The Joint Assistance Sponsorship Program involves organizations that work as partners with the Government of Canada to resettle refugees with special needs. Refugees coming to Canada through JAS are considered highly vulnerable and tend to require the greatest level of care and support during resettlement.

Rainbow Refugee Assistance Partnership (RRAP)

Only SAHs working with a CG across Canada through Rainbow Refugee in Vancouver are eligible for resettlement assistance under the RRAP. This government program was the initiative of and remains administered by Rainbow Refugee Society in Vancouver.

Rainbow Refugee identifies its Constituent Groups as Circles of Hope.

The RRAP provides government assistance to LGBT+ refugees across Canada for the first three months of resettlement. It also permits LGBT+ refugee sponsorship applications to be reviewed in Canadian visa offices around the world. This includes “safe countries” where SOGIE persecution exists, but would otherwise not accept refugee claims.
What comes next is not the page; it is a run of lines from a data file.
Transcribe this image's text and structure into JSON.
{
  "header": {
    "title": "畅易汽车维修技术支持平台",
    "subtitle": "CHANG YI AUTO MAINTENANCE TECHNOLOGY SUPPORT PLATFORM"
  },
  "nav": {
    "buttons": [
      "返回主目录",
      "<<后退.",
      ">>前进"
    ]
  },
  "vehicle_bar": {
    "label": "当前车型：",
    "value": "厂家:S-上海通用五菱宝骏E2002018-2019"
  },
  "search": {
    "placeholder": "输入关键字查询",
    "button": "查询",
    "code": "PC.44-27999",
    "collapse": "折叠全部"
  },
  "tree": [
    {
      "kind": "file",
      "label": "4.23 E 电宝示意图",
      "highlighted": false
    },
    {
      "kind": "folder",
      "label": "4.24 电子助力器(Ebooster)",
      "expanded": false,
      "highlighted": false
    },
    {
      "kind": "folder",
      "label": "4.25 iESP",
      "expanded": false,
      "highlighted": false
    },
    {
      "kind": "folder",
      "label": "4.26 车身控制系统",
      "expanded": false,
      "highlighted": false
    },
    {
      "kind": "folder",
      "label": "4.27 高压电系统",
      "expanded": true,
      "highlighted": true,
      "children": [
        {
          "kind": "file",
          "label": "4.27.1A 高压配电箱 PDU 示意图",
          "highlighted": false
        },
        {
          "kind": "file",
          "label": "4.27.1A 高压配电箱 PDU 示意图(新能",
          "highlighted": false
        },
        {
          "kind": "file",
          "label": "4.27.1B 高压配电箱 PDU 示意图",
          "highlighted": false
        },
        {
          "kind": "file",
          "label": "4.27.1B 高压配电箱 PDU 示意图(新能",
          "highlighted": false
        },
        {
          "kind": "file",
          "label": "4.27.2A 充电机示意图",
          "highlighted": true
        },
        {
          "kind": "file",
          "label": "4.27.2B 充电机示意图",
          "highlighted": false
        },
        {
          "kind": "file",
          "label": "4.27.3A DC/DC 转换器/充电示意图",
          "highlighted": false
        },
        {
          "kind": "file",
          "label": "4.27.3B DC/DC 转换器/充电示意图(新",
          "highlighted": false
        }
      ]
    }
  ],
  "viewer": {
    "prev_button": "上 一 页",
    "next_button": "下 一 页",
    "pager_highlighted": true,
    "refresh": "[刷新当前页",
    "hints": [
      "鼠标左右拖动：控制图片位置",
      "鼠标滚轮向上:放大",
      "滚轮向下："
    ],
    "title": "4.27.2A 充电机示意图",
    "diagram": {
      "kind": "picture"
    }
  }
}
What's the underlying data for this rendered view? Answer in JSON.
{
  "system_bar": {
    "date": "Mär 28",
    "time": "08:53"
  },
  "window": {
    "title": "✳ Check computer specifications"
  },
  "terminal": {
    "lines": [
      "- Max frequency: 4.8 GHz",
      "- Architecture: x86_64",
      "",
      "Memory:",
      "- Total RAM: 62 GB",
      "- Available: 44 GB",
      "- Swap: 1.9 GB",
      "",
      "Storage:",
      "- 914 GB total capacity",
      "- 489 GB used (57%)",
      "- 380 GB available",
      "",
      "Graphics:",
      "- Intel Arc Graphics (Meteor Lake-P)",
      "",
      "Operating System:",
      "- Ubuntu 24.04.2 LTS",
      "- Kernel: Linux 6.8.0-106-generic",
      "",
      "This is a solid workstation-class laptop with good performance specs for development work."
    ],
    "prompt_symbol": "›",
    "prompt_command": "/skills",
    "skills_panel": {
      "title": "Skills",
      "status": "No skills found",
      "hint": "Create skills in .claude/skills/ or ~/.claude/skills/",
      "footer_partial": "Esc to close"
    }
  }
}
Finally, it ensures that SAHs have capacity to take on LGBT+ private sponsorships without having to factor them into their annual resettlement quotas.

The RRAP is a valuable mechanism for enabling LGBT+ refugees to escape persecution on the basis of sexual orientation and gender identity and expression (i.e., as SOGIE migrants). Rainbow Foundation of Hope supports the efforts of Canadian civil society groups working to ensure the RRAP can remain a regular element of the PSRP in Canada.

Rainbow Coalition for Refugee (RC4R)

In 2019, thanks to extensive efforts by the Rainbow Coalition for Refuge (RC4R) to actively consult the federal government, the RRAP was expanded for another 5 five years with an $800,000 funding commitment. Support from our corporate partnership with TD Bank has also helped to financially backed RC4R consultation efforts with the Government of Canada.

All six of the RC4R founding members have received grants from RFOH.

This is all thanks to donations that have come from Canadians through our grassroots fundraising efforts led by our flagship event known as STRUT. Across Canada, RC4R member organizations include:

Rainbow Refugee in Vancouver
End of the Rainbow in Calgary
Rainbow Railroad and Metropolitan Community Church in Toronto
Capital Rainbow Refuge in Ottawa
Rainbow Refugee Association of Nova Scotia in Halifax

This Campaign has ended. No more pledges can be made.